  •  Vimana:- A typical Hindu temple in Dravidian style may have multiple gopurams, typically constructed into multiple walls in tiers around the main shrine. The temples walls are typically square with the outer most wall having four gopuras, one each on every side, situated exactly in the center of each wall. The sanctum sanctorum and its towering roof (the central deitys shrine) are also called the Vimana. Generally, these do not assume as much significance as the outer gopurams, with the exception of a few temples where the sanctum sanctorums roofs are as famous as the temple complex itself. Mandapa:- A mandapa is a pillared outdoor hall or pavilion for public rituals. In the Hindu temple the mandapa is a porch-like structure through the leading to the temple. It is used for religious dancing and music and is part of the basic temple compound. The prayer hall was generally built in front of the temples sanctum sanctorum . Jagati:- It is a raised surface, platform or terrace upon which some buddhist or hindu temples are built.This feature is seen in isolated temples such as the temples of Khajuraho. It is usually not seen in temples enclosed by walls. It lies on a base which adds height to structure.
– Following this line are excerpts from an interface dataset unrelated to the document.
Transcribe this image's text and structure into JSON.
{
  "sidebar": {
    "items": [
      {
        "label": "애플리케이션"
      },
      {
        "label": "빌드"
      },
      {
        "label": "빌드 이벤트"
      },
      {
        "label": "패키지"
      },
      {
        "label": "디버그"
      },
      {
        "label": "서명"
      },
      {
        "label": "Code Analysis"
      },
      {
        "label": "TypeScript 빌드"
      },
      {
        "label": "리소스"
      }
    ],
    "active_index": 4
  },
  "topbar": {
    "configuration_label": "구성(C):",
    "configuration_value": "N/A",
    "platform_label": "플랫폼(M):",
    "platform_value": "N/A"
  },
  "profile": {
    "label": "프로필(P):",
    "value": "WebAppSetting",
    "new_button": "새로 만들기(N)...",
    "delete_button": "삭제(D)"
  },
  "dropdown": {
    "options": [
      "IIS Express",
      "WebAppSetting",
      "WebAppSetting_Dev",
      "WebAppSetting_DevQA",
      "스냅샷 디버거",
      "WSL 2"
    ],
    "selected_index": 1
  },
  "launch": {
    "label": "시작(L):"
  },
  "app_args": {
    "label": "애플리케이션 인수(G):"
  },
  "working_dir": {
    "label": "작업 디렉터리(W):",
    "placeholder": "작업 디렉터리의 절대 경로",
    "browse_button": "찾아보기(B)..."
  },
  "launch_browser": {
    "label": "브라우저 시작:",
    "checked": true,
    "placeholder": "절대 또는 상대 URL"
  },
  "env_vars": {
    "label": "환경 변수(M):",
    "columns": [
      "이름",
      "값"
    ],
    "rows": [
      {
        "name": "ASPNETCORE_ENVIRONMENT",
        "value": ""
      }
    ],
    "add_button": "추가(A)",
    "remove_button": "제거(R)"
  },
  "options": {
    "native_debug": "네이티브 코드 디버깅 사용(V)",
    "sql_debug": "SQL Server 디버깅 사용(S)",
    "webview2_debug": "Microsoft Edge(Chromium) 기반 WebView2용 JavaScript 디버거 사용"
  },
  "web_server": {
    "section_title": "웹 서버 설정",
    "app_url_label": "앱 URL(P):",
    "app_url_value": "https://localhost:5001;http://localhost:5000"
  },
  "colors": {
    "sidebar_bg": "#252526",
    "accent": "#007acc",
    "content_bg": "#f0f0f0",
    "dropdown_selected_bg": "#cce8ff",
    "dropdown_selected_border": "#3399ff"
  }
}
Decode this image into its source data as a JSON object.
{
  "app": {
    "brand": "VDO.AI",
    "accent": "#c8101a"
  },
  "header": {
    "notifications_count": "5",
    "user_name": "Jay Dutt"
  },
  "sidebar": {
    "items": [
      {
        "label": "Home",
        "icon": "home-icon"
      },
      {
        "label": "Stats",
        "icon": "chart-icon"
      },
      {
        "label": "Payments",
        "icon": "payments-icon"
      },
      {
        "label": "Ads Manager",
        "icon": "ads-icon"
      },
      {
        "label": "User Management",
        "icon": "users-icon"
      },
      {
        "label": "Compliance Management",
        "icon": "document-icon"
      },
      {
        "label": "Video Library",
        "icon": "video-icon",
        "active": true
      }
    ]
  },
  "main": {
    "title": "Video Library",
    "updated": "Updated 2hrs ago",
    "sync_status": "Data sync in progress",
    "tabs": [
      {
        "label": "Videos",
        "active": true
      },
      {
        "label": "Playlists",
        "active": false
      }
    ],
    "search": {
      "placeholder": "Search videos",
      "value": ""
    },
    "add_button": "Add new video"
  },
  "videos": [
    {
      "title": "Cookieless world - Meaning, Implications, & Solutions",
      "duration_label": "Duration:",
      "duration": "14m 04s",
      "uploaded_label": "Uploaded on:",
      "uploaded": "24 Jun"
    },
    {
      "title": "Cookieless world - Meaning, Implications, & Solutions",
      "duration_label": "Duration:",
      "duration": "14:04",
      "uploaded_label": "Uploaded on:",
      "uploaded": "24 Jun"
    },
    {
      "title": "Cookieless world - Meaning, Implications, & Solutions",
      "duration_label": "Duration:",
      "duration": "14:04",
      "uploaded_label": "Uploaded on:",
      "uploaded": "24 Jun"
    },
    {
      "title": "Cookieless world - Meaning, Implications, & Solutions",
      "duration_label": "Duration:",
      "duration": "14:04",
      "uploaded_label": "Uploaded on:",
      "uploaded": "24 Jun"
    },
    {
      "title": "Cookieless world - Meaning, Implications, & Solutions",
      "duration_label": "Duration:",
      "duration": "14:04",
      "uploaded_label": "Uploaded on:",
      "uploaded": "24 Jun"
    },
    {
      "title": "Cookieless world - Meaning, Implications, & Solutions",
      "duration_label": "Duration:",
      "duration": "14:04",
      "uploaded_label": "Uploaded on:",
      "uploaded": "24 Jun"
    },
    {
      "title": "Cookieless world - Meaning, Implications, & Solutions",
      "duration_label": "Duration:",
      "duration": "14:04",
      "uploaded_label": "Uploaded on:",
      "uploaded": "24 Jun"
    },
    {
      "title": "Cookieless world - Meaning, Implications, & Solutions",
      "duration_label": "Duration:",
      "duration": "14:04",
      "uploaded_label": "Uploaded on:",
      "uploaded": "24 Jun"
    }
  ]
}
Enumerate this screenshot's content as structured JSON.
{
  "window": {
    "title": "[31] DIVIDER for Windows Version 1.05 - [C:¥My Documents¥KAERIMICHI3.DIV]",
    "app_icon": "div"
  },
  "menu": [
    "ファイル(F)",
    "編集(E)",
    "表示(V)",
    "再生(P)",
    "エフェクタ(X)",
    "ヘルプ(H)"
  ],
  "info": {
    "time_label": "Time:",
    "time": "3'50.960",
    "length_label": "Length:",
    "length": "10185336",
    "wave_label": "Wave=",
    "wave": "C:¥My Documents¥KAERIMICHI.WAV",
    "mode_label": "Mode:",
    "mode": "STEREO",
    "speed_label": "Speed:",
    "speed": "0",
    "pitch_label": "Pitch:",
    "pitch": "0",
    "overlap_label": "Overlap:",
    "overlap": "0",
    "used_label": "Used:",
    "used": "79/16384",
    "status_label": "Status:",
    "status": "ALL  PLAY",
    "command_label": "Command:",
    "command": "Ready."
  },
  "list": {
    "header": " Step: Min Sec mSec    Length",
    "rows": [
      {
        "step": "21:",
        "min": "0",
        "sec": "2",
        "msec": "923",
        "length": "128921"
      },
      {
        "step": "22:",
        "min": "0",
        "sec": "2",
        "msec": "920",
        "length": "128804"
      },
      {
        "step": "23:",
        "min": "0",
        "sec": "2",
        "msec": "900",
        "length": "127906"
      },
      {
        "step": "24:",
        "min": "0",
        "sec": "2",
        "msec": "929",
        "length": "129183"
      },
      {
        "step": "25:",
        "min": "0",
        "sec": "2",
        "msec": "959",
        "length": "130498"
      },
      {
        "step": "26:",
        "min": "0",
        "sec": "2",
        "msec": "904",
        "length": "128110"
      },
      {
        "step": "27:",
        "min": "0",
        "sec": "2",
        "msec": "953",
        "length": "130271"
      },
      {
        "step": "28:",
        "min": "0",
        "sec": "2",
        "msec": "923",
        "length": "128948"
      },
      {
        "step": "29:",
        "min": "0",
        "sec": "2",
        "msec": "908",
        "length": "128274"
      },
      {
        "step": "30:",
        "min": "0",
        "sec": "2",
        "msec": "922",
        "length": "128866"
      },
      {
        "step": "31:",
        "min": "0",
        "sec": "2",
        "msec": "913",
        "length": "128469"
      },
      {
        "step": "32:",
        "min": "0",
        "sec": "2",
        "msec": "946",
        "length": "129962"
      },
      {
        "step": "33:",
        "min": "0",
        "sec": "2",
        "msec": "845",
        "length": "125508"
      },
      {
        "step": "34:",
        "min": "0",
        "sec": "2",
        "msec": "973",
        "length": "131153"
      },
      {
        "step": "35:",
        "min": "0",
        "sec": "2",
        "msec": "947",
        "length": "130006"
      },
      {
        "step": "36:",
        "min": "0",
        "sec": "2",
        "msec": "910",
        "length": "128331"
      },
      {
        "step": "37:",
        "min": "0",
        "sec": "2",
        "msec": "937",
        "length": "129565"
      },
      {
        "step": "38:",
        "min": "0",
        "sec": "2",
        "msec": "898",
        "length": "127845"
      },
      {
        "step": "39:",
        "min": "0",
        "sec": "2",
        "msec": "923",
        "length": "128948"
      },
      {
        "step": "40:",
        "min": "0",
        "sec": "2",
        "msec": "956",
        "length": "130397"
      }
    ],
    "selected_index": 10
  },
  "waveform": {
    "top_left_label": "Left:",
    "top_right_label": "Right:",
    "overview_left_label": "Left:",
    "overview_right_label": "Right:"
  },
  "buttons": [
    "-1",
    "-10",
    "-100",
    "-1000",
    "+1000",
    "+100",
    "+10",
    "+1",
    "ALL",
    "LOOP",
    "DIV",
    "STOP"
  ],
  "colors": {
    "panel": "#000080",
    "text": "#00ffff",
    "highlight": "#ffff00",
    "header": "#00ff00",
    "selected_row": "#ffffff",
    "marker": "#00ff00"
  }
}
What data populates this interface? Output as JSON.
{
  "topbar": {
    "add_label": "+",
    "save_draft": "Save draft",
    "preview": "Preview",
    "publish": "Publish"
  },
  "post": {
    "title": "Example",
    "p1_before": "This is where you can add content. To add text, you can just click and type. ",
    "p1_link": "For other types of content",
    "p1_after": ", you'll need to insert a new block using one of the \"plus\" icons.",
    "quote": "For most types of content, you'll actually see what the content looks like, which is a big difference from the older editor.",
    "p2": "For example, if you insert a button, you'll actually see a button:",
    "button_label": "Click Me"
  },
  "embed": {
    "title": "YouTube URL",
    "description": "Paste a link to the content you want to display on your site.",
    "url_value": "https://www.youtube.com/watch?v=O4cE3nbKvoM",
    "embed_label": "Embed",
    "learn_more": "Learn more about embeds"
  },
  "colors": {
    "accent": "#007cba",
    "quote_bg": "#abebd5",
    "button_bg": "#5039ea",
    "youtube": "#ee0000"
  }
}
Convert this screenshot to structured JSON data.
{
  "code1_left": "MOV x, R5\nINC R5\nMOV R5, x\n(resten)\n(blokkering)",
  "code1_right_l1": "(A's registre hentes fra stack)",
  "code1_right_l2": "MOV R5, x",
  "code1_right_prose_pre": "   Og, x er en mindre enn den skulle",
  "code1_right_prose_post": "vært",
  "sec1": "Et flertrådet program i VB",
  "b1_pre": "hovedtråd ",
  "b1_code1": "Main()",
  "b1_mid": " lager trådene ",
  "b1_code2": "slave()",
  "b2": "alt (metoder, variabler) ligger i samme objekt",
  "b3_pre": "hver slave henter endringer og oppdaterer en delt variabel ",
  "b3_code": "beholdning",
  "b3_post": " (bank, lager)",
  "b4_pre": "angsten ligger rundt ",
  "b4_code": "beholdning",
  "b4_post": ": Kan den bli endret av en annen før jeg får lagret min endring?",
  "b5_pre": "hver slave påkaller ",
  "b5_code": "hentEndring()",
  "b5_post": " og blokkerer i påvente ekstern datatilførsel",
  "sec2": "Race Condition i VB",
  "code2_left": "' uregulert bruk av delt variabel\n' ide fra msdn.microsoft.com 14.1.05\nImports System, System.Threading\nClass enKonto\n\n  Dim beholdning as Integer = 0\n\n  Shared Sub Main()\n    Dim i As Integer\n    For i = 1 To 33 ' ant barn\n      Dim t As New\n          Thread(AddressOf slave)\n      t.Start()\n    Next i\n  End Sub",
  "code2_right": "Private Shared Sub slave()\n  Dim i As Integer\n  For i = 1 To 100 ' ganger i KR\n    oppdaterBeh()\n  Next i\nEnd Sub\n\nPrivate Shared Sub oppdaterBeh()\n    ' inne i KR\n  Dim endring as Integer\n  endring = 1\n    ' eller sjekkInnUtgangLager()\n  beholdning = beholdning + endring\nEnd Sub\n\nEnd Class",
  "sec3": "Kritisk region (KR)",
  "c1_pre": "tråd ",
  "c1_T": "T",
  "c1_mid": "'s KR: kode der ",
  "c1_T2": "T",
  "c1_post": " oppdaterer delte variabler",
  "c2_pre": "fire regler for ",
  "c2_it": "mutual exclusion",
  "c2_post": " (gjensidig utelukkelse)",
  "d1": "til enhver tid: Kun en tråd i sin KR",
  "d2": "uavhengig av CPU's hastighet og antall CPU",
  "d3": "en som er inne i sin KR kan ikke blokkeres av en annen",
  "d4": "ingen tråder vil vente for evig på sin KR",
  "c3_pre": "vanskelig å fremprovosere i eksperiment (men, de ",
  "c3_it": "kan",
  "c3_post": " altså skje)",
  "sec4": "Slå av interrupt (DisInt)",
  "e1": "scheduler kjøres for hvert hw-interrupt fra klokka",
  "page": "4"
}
  • Chennakesava temple Shrine Temple plan  The building material used in the is chloritic schist (soapstone) and is essentially a simple plan built with extraordinary detail. The temple is vimana design (single shrine) of 10.5 m by 10.5 m size. A large vestibule connects the shrine to the mandapa (hall) which is one of the main attractionsIt is back of The Bhumija towers, which are intact on the miniature of the temple. The mandapa has 60 bays.The superstructureshrines at the entrance of the hall are actually a type (tower) on top of the vimana has been lost over time. Theof nagara tower, being curvilinear in shape. This shape of tower is temple is built on a jagati (platform). The jagatiquite uncommon in pure dravidian architecture. The shrine has a carefully follows the staggered square design of the mantapa and the star shape of the shrine. The mantapa here was originally anlife size (about 6 ft) image of Kesava (a form of Vishnu) with four open one. A visitor would have been able to see the ornatehands. Each hand holds an attribute; the discus the mace, the pillars of the open mantapa from the platform. The mantapa islotus-flower and the conch , in clockwise direction. The entrance to perhaps the most magnificent one in all of medieval India.[ Thethe shrine is flanked by life size sculptures of door guardians open mantapa was converted into a closed one after about 50the mantapa. Each side measures 10.5 m and has five vertical years, during the Hoysala rule. This was done by erecting wallssections. Each vertical section comprises a large double storeyed with pierced window screens. The window screens are on top of 2 m high walls. There are 28 such windows, with star-shapedniche in the centre and two heavy pillar like sections on either side. perforations and bands of foliage, figures and mythologicalThe two pillar-like sections adjoining the niche are rotated about subjects..their vertical axis to produce a star-shaped plan for theshrine. There are some 60 large sculptures of deities fromboth Vaishnava and Shaiva faiths
  • UB City is the biggest commercial property project in Bangalore, India. Pioneered bythe chairman of UB Group, Dr.Vijay Mallya, in Joint Venture with Prestige Group [1], itis built on 13 acres (53,000 m2) of land and hosts 1,000,000 sq ft (93,000 m2) of high-end commercial, retail and service apartment space. It has four towers namely, UBTower (19 Floors), Comet (11 Floors), Canberra (17 Floors) and Concorde (19 Floors).An elevated roof top helipad will provide a five minute aerial commute to the airport.Four storeys of multi level parking, in addition to one common basement for the entireUB City and extensive surface level car parks, will provide UB City the remarkableprospect of offering virtually unlimited car parking space.
  • This is presented by Vatsal.